╭──

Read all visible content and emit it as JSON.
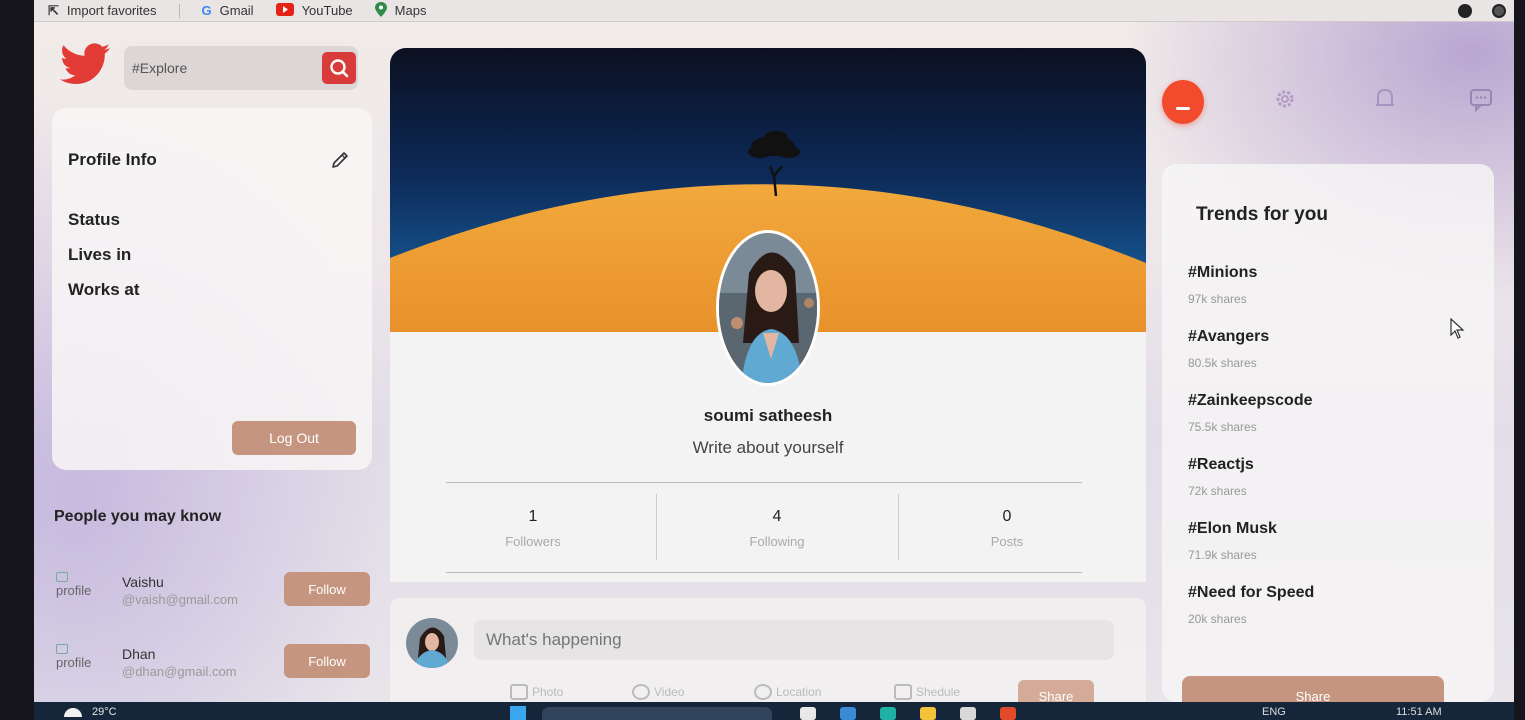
{
  "browser": {
    "bookmarks": [
      {
        "label": "Import favorites",
        "icon": "import-icon"
      },
      {
        "label": "Gmail",
        "icon": "google-icon"
      },
      {
        "label": "YouTube",
        "icon": "youtube-icon"
      },
      {
        "label": "Maps",
        "icon": "maps-icon"
      }
    ]
  },
  "colors": {
    "accent": "#c59580",
    "brand_red": "#d93a3a",
    "home_orange": "#f24a2c",
    "twitter_red": "#e23b35"
  },
  "search": {
    "value": "#Explore"
  },
  "profile_info": {
    "title": "Profile Info",
    "rows": [
      "Status",
      "Lives in",
      "Works at"
    ],
    "logout_label": "Log Out"
  },
  "people_you_may_know": {
    "title": "People you may know",
    "people": [
      {
        "img_alt": "profile",
        "name": "Vaishu",
        "email": "@vaish@gmail.com",
        "follow_label": "Follow"
      },
      {
        "img_alt": "profile",
        "name": "Dhan",
        "email": "@dhan@gmail.com",
        "follow_label": "Follow"
      }
    ]
  },
  "profile": {
    "name": "soumi satheesh",
    "bio": "Write about yourself",
    "stats": [
      {
        "value": "1",
        "label": "Followers"
      },
      {
        "value": "4",
        "label": "Following"
      },
      {
        "value": "0",
        "label": "Posts"
      }
    ]
  },
  "post_share": {
    "placeholder": "What's happening",
    "options": [
      {
        "label": "Photo",
        "icon": "photo-icon"
      },
      {
        "label": "Video",
        "icon": "play-circle-icon"
      },
      {
        "label": "Location",
        "icon": "location-icon"
      },
      {
        "label": "Shedule",
        "icon": "calendar-icon"
      }
    ],
    "share_label": "Share"
  },
  "nav": {
    "icons": [
      "home-icon",
      "settings-icon",
      "bell-icon",
      "comment-icon"
    ]
  },
  "trends": {
    "title": "Trends for you",
    "items": [
      {
        "tag": "#Minions",
        "shares": "97k shares"
      },
      {
        "tag": "#Avangers",
        "shares": "80.5k shares"
      },
      {
        "tag": "#Zainkeepscode",
        "shares": "75.5k shares"
      },
      {
        "tag": "#Reactjs",
        "shares": "72k shares"
      },
      {
        "tag": "#Elon Musk",
        "shares": "71.9k shares"
      },
      {
        "tag": "#Need for Speed",
        "shares": "20k shares"
      }
    ],
    "share_label": "Share"
  },
  "taskbar": {
    "temperature": "29°C",
    "language": "ENG",
    "time": "11:51 AM"
  }
}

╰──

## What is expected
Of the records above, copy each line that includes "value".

## Problem solution
    "value": "#Explore"
        "value": "1",
        "value": "4",
        "value": "0",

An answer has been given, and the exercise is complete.